Your assignment
Search the entries for the word "true" and copy each line that has it.

BEGIN Supplied records

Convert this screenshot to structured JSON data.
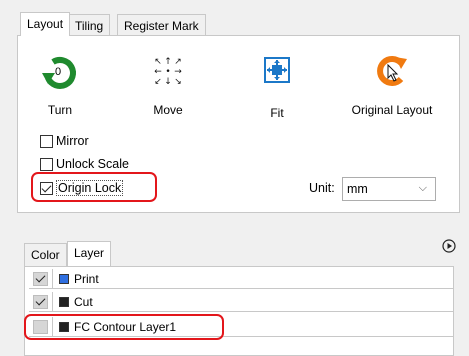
{
  "tabs": [
    "Layout",
    "Tiling",
    "Register Mark"
  ],
  "tools": {
    "turn_label": "Turn",
    "turn_value": "0",
    "move_label": "Move",
    "fit_label": "Fit",
    "original_layout_label": "Original Layout"
  },
  "options": {
    "mirror": "Mirror",
    "unlock_scale": "Unlock Scale",
    "origin_lock": "Origin Lock",
    "mirror_checked": false,
    "unlock_scale_checked": false,
    "origin_lock_checked": true
  },
  "unit": {
    "label": "Unit:",
    "value": "mm"
  },
  "bottom_tabs": [
    "Color",
    "Layer"
  ],
  "layers": [
    {
      "name": "Print",
      "visible": true,
      "color": "#2f6fe0"
    },
    {
      "name": "Cut",
      "visible": true,
      "color": "#222222"
    },
    {
      "name": "FC Contour Layer1",
      "visible": false,
      "color": "#222222"
    }
  ],
  "colors": {
    "highlight": "#e3161b",
    "turn_green": "#1f8a2e",
    "fit_blue": "#1c78c8",
    "orig_orange": "#f07a10"
  }
}
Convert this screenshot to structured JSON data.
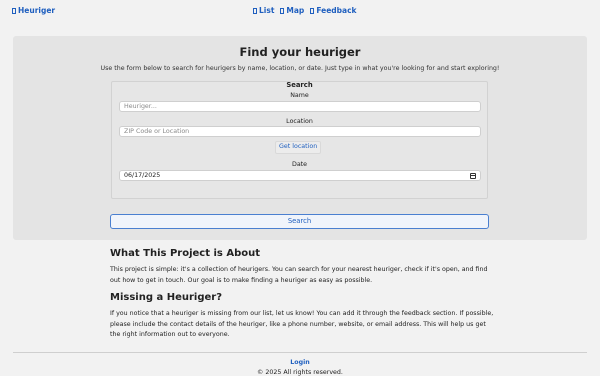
{
  "nav": {
    "brand": "Heuriger",
    "links": [
      {
        "label": "List",
        "icon": "list-icon"
      },
      {
        "label": "Map",
        "icon": "map-icon"
      },
      {
        "label": "Feedback",
        "icon": "feedback-icon"
      }
    ]
  },
  "hero": {
    "title": "Find your heuriger",
    "subtitle": "Use the form below to search for heurigers by name, location, or date. Just type in what you're looking for and start exploring!"
  },
  "form": {
    "legend": "Search",
    "name_label": "Name",
    "name_placeholder": "Heuriger...",
    "location_label": "Location",
    "location_placeholder": "ZIP Code or Location",
    "geo_button": "Get location",
    "date_label": "Date",
    "date_value": "06/17/2025",
    "search_button": "Search"
  },
  "about": {
    "heading": "What This Project is About",
    "text": "This project is simple: it's a collection of heurigers. You can search for your nearest heuriger, check if it's open, and find out how to get in touch. Our goal is to make finding a heuriger as easy as possible."
  },
  "missing": {
    "heading": "Missing a Heuriger?",
    "text": "If you notice that a heuriger is missing from our list, let us know! You can add it through the feedback section. If possible, please include the contact details of the heuriger, like a phone number, website, or email address. This will help us get the right information out to everyone."
  },
  "footer": {
    "login": "Login",
    "copyright": "© 2025 All rights reserved."
  },
  "colors": {
    "link": "#1f5fbf",
    "hero_bg": "#e4e4e4",
    "page_bg": "#f2f2f2"
  }
}
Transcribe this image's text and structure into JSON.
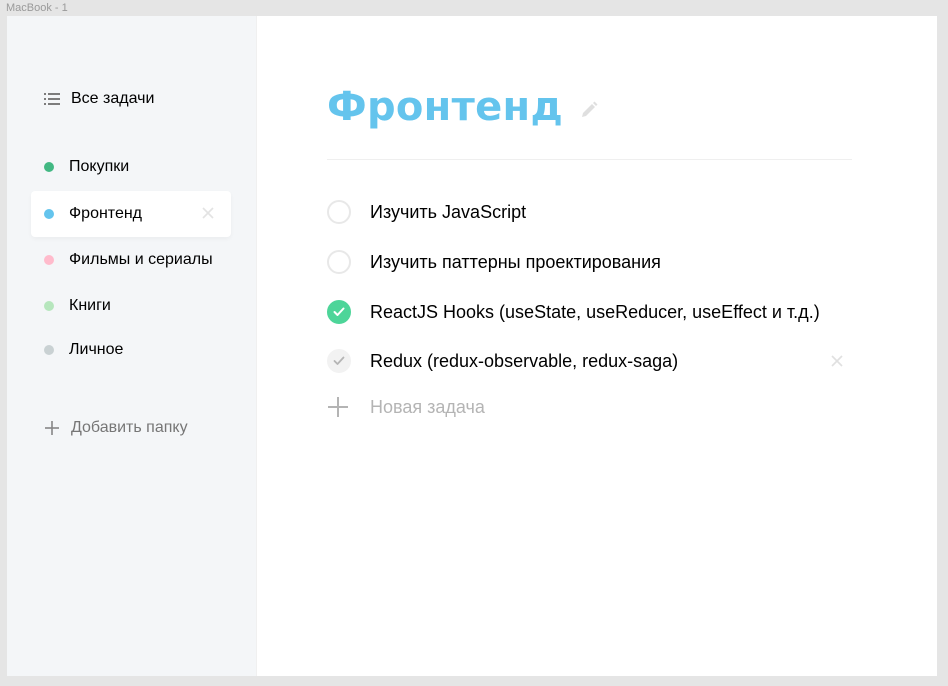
{
  "frame": {
    "label": "MacBook - 1"
  },
  "sidebar": {
    "all_tasks_label": "Все задачи",
    "lists": [
      {
        "label": "Покупки",
        "color": "#42b883"
      },
      {
        "label": "Фронтенд",
        "color": "#64c4ed",
        "active": true
      },
      {
        "label": "Фильмы и сериалы",
        "color": "#ffbbcc"
      },
      {
        "label": "Книги",
        "color": "#b6e6bd"
      },
      {
        "label": "Личное",
        "color": "#c9d1d3"
      }
    ],
    "add_folder_label": "Добавить папку"
  },
  "main": {
    "title": "Фронтенд",
    "title_color": "#64c4ed",
    "tasks": [
      {
        "text": "Изучить JavaScript",
        "completed": false
      },
      {
        "text": "Изучить паттерны проектирования",
        "completed": false
      },
      {
        "text": "ReactJS Hooks (useState, useReducer, useEffect и т.д.)",
        "completed": true
      },
      {
        "text": "Redux (redux-observable, redux-saga)",
        "completed": false,
        "hovered": true
      }
    ],
    "new_task_placeholder": "Новая задача"
  },
  "colors": {
    "completed_check": "#4dd599",
    "sidebar_bg": "#f4f6f8"
  }
}
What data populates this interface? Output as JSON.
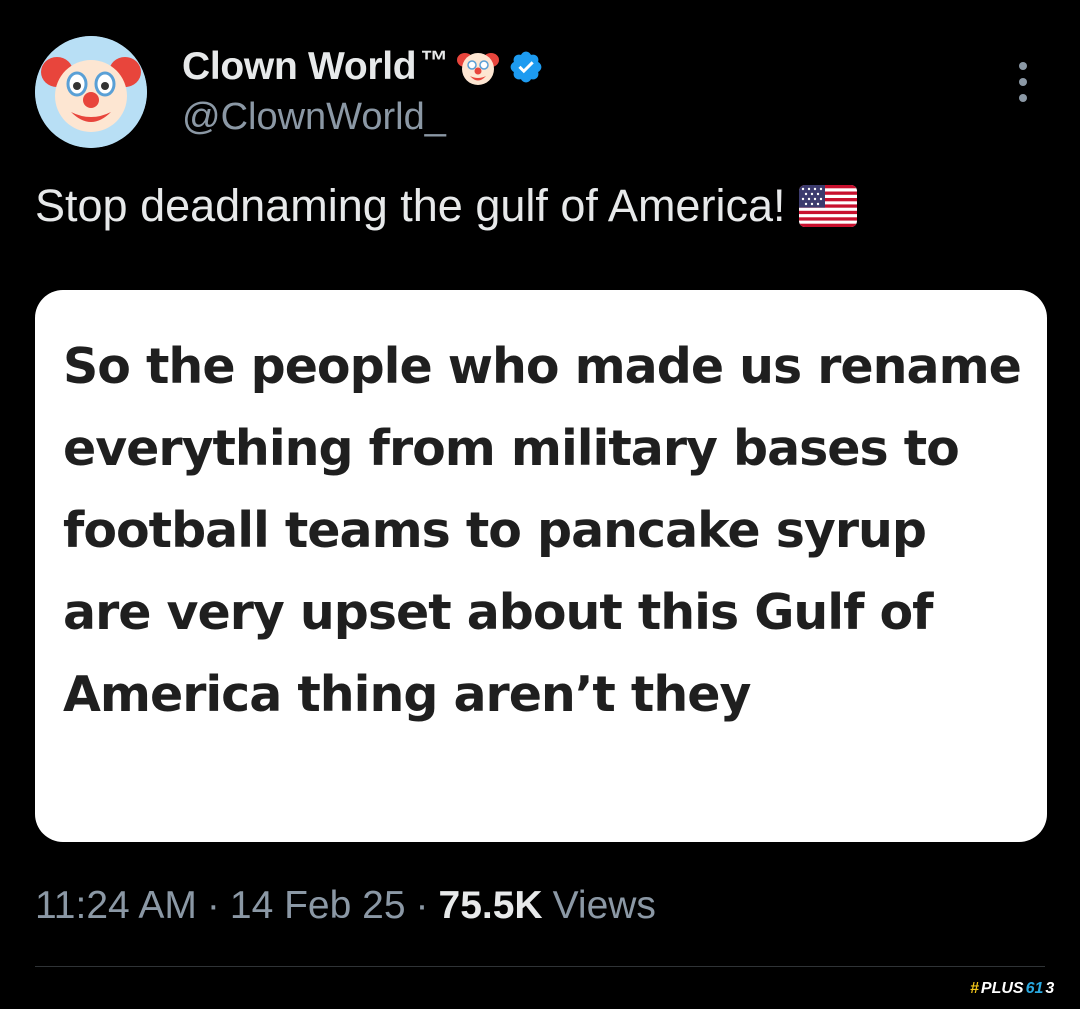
{
  "author": {
    "display_name": "Clown World",
    "trademark": "™",
    "handle": "@ClownWorld_",
    "avatar_icon": "clown-face",
    "badge_icon": "verified-badge",
    "badge_color": "#1d9bf0"
  },
  "tweet": {
    "text": "Stop deadnaming the gulf of America!",
    "emoji": "us-flag"
  },
  "media": {
    "text": "So the people who made us rename everything from military bases to football teams to pancake syrup are very upset about this Gulf of America thing aren’t they"
  },
  "meta": {
    "time": "11:24 AM",
    "separator": "·",
    "date": "14 Feb 25",
    "views_count": "75.5K",
    "views_label": "Views"
  },
  "watermark": {
    "hash": "#",
    "name": "PLUS",
    "number": "61",
    "num_suffix": "3"
  },
  "colors": {
    "background": "#000000",
    "primary_text": "#e7e9ea",
    "secondary_text": "#8b98a5"
  }
}
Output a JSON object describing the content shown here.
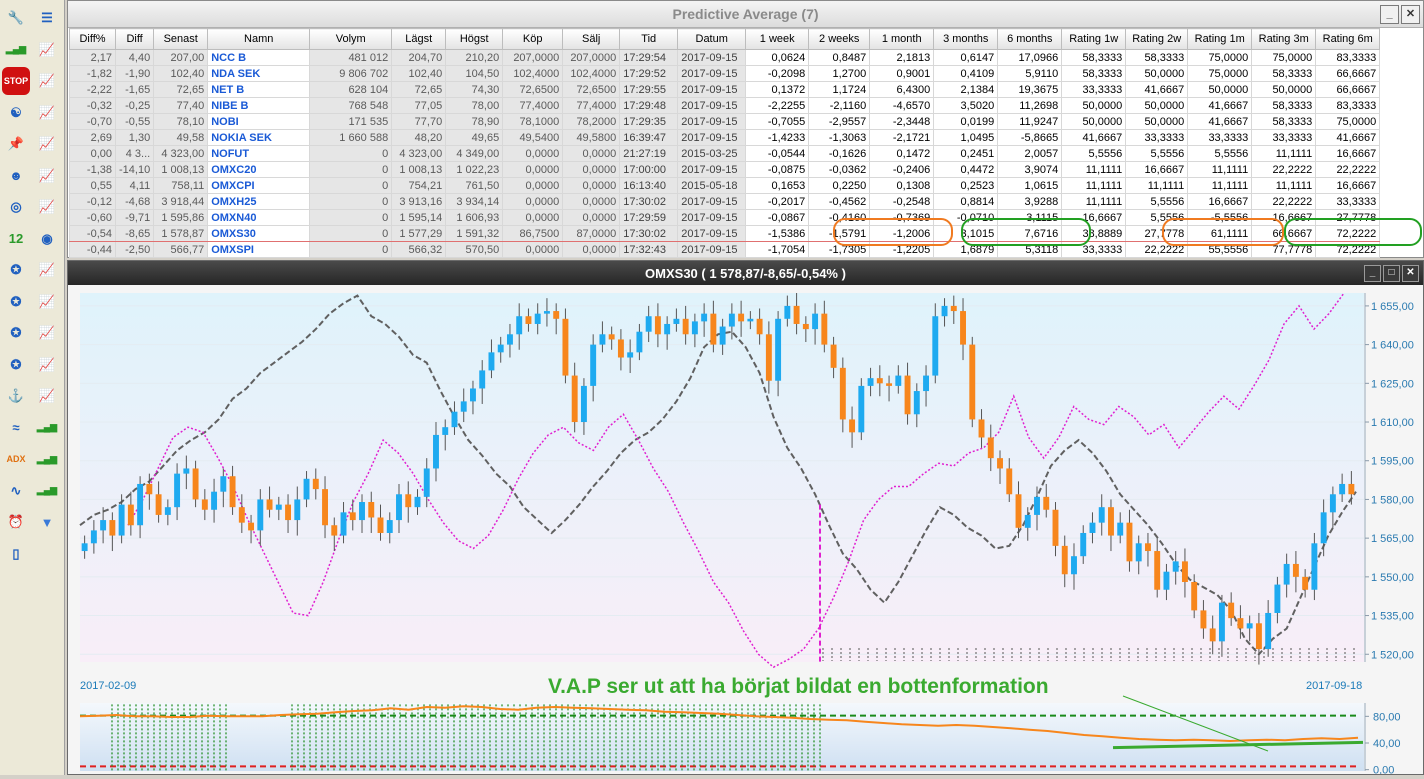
{
  "window_title": "Predictive Average (7)",
  "chart_window_title": "OMXS30 ( 1 578,87/-8,65/-0,54% )",
  "annotation_text": "V.A.P ser ut att ha börjat bildat en bottenformation",
  "date_start": "2017-02-09",
  "date_end": "2017-09-18",
  "toolbar_icons": [
    "wrench-icon",
    "document-list-icon",
    "bar-chart-icon",
    "chart-icon",
    "stop-icon",
    "chart-v-icon",
    "yin-yang-icon",
    "chart-1-icon",
    "pin-icon",
    "chart-2-icon",
    "avatar-icon",
    "chart-b-icon",
    "swirl-icon",
    "chart-f-icon",
    "calendar-icon",
    "world-icon",
    "compass-icon",
    "chart-m-icon",
    "compass-r-icon",
    "chart-r-icon",
    "compass-w-icon",
    "chart-q-icon",
    "compass-s-icon",
    "chart-s-icon",
    "anchor-icon",
    "chart-d-icon",
    "trend-lines-icon",
    "bars-icon",
    "adx-icon",
    "bars-alt-icon",
    "waveform-icon",
    "bars-green-icon",
    "alarm-clock-icon",
    "filter-icon",
    "blank-document-icon"
  ],
  "columns": [
    "Diff%",
    "Diff",
    "Senast",
    "Namn",
    "Volym",
    "Lägst",
    "Högst",
    "Köp",
    "Sälj",
    "Tid",
    "Datum",
    "1 week",
    "2 weeks",
    "1 month",
    "3 months",
    "6 months",
    "Rating 1w",
    "Rating 2w",
    "Rating 1m",
    "Rating 3m",
    "Rating 6m"
  ],
  "rows": [
    [
      "2,17",
      "4,40",
      "207,00",
      "NCC B",
      "481 012",
      "204,70",
      "210,20",
      "207,0000",
      "207,0000",
      "17:29:54",
      "2017-09-15",
      "0,0624",
      "0,8487",
      "2,1813",
      "0,6147",
      "17,0966",
      "58,3333",
      "58,3333",
      "75,0000",
      "75,0000",
      "83,3333"
    ],
    [
      "-1,82",
      "-1,90",
      "102,40",
      "NDA SEK",
      "9 806 702",
      "102,40",
      "104,50",
      "102,4000",
      "102,4000",
      "17:29:52",
      "2017-09-15",
      "-0,2098",
      "1,2700",
      "0,9001",
      "0,4109",
      "5,9110",
      "58,3333",
      "50,0000",
      "75,0000",
      "58,3333",
      "66,6667"
    ],
    [
      "-2,22",
      "-1,65",
      "72,65",
      "NET B",
      "628 104",
      "72,65",
      "74,30",
      "72,6500",
      "72,6500",
      "17:29:55",
      "2017-09-15",
      "0,1372",
      "1,1724",
      "6,4300",
      "2,1384",
      "19,3675",
      "33,3333",
      "41,6667",
      "50,0000",
      "50,0000",
      "66,6667"
    ],
    [
      "-0,32",
      "-0,25",
      "77,40",
      "NIBE B",
      "768 548",
      "77,05",
      "78,00",
      "77,4000",
      "77,4000",
      "17:29:48",
      "2017-09-15",
      "-2,2255",
      "-2,1160",
      "-4,6570",
      "3,5020",
      "11,2698",
      "50,0000",
      "50,0000",
      "41,6667",
      "58,3333",
      "83,3333"
    ],
    [
      "-0,70",
      "-0,55",
      "78,10",
      "NOBI",
      "171 535",
      "77,70",
      "78,90",
      "78,1000",
      "78,2000",
      "17:29:35",
      "2017-09-15",
      "-0,7055",
      "-2,9557",
      "-2,3448",
      "0,0199",
      "11,9247",
      "50,0000",
      "50,0000",
      "41,6667",
      "58,3333",
      "75,0000"
    ],
    [
      "2,69",
      "1,30",
      "49,58",
      "NOKIA SEK",
      "1 660 588",
      "48,20",
      "49,65",
      "49,5400",
      "49,5800",
      "16:39:47",
      "2017-09-15",
      "-1,4233",
      "-1,3063",
      "-2,1721",
      "1,0495",
      "-5,8665",
      "41,6667",
      "33,3333",
      "33,3333",
      "33,3333",
      "41,6667"
    ],
    [
      "0,00",
      "4 3...",
      "4 323,00",
      "NOFUT",
      "0",
      "4 323,00",
      "4 349,00",
      "0,0000",
      "0,0000",
      "21:27:19",
      "2015-03-25",
      "-0,0544",
      "-0,1626",
      "0,1472",
      "0,2451",
      "2,0057",
      "5,5556",
      "5,5556",
      "5,5556",
      "11,1111",
      "16,6667"
    ],
    [
      "-1,38",
      "-14,10",
      "1 008,13",
      "OMXC20",
      "0",
      "1 008,13",
      "1 022,23",
      "0,0000",
      "0,0000",
      "17:00:00",
      "2017-09-15",
      "-0,0875",
      "-0,0362",
      "-0,2406",
      "0,4472",
      "3,9074",
      "11,1111",
      "16,6667",
      "11,1111",
      "22,2222",
      "22,2222"
    ],
    [
      "0,55",
      "4,11",
      "758,11",
      "OMXCPI",
      "0",
      "754,21",
      "761,50",
      "0,0000",
      "0,0000",
      "16:13:40",
      "2015-05-18",
      "0,1653",
      "0,2250",
      "0,1308",
      "0,2523",
      "1,0615",
      "11,1111",
      "11,1111",
      "11,1111",
      "11,1111",
      "16,6667"
    ],
    [
      "-0,12",
      "-4,68",
      "3 918,44",
      "OMXH25",
      "0",
      "3 913,16",
      "3 934,14",
      "0,0000",
      "0,0000",
      "17:30:02",
      "2017-09-15",
      "-0,2017",
      "-0,4562",
      "-0,2548",
      "0,8814",
      "3,9288",
      "11,1111",
      "5,5556",
      "16,6667",
      "22,2222",
      "33,3333"
    ],
    [
      "-0,60",
      "-9,71",
      "1 595,86",
      "OMXN40",
      "0",
      "1 595,14",
      "1 606,93",
      "0,0000",
      "0,0000",
      "17:29:59",
      "2017-09-15",
      "-0,0867",
      "-0,4160",
      "-0,7369",
      "-0,0710",
      "3,1115",
      "16,6667",
      "5,5556",
      "-5,5556",
      "16,6667",
      "27,7778"
    ],
    [
      "-0,54",
      "-8,65",
      "1 578,87",
      "OMXS30",
      "0",
      "1 577,29",
      "1 591,32",
      "86,7500",
      "87,0000",
      "17:30:02",
      "2017-09-15",
      "-1,5386",
      "-1,5791",
      "-1,2006",
      "3,1015",
      "7,6716",
      "38,8889",
      "27,7778",
      "61,1111",
      "66,6667",
      "72,2222"
    ],
    [
      "-0,44",
      "-2,50",
      "566,77",
      "OMXSPI",
      "0",
      "566,32",
      "570,50",
      "0,0000",
      "0,0000",
      "17:32:43",
      "2017-09-15",
      "-1,7054",
      "-1,7305",
      "-1,2205",
      "1,6879",
      "5,3118",
      "33,3333",
      "22,2222",
      "55,5556",
      "77,7778",
      "72,2222"
    ]
  ],
  "price_axis_ticks": [
    "1 655,00",
    "1 640,00",
    "1 625,00",
    "1 610,00",
    "1 595,00",
    "1 580,00",
    "1 565,00",
    "1 550,00",
    "1 535,00",
    "1 520,00"
  ],
  "indicator_axis_ticks": [
    "80,00",
    "40,00",
    "0,00"
  ],
  "colors": {
    "up": "#1eaaf0",
    "down": "#f7861c",
    "magenta": "#e020d0",
    "dashed": "#606060",
    "green": "#2e9e2e",
    "orange_box": "#f07a20",
    "green_box": "#22a022"
  }
}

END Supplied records

Problem solution
    "origin_lock_checked": true
      "visible": true,
      "visible": true,
        "active": true
        "completed": true
        "hovered": true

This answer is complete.